*** Opening Task inputs ***

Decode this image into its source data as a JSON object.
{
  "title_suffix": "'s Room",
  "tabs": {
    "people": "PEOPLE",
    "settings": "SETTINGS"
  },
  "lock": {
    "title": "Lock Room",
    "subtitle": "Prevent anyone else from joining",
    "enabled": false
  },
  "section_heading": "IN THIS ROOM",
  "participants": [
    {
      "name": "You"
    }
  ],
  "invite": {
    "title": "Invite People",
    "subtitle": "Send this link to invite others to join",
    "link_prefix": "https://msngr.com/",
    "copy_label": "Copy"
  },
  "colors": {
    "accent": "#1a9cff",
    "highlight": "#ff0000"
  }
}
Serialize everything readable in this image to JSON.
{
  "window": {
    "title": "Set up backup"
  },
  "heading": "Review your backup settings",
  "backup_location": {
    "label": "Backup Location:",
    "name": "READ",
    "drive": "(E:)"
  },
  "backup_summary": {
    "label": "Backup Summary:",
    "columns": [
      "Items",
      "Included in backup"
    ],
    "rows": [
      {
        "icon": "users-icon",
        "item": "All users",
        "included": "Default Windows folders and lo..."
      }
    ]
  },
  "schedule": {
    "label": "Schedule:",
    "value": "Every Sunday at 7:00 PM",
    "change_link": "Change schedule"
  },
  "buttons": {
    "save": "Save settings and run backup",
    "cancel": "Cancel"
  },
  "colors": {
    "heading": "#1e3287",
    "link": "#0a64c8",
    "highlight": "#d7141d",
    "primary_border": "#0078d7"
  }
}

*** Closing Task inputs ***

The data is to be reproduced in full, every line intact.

Decode this image into its source data as a JSON object.
{
  "title_suffix": "'s Room",
  "tabs": {
    "people": "PEOPLE",
    "settings": "SETTINGS"
  },
  "lock": {
    "title": "Lock Room",
    "subtitle": "Prevent anyone else from joining",
    "enabled": false
  },
  "section_heading": "IN THIS ROOM",
  "participants": [
    {
      "name": "You"
    }
  ],
  "invite": {
    "title": "Invite People",
    "subtitle": "Send this link to invite others to join",
    "link_prefix": "https://msngr.com/",
    "copy_label": "Copy"
  },
  "colors": {
    "accent": "#1a9cff",
    "highlight": "#ff0000"
  }
}
Serialize everything readable in this image to JSON.
{
  "window": {
    "title": "Set up backup"
  },
  "heading": "Review your backup settings",
  "backup_location": {
    "label": "Backup Location:",
    "name": "READ",
    "drive": "(E:)"
  },
  "backup_summary": {
    "label": "Backup Summary:",
    "columns": [
      "Items",
      "Included in backup"
    ],
    "rows": [
      {
        "icon": "users-icon",
        "item": "All users",
        "included": "Default Windows folders and lo..."
      }
    ]
  },
  "schedule": {
    "label": "Schedule:",
    "value": "Every Sunday at 7:00 PM",
    "change_link": "Change schedule"
  },
  "buttons": {
    "save": "Save settings and run backup",
    "cancel": "Cancel"
  },
  "colors": {
    "heading": "#1e3287",
    "link": "#0a64c8",
    "highlight": "#d7141d",
    "primary_border": "#0078d7"
  }
}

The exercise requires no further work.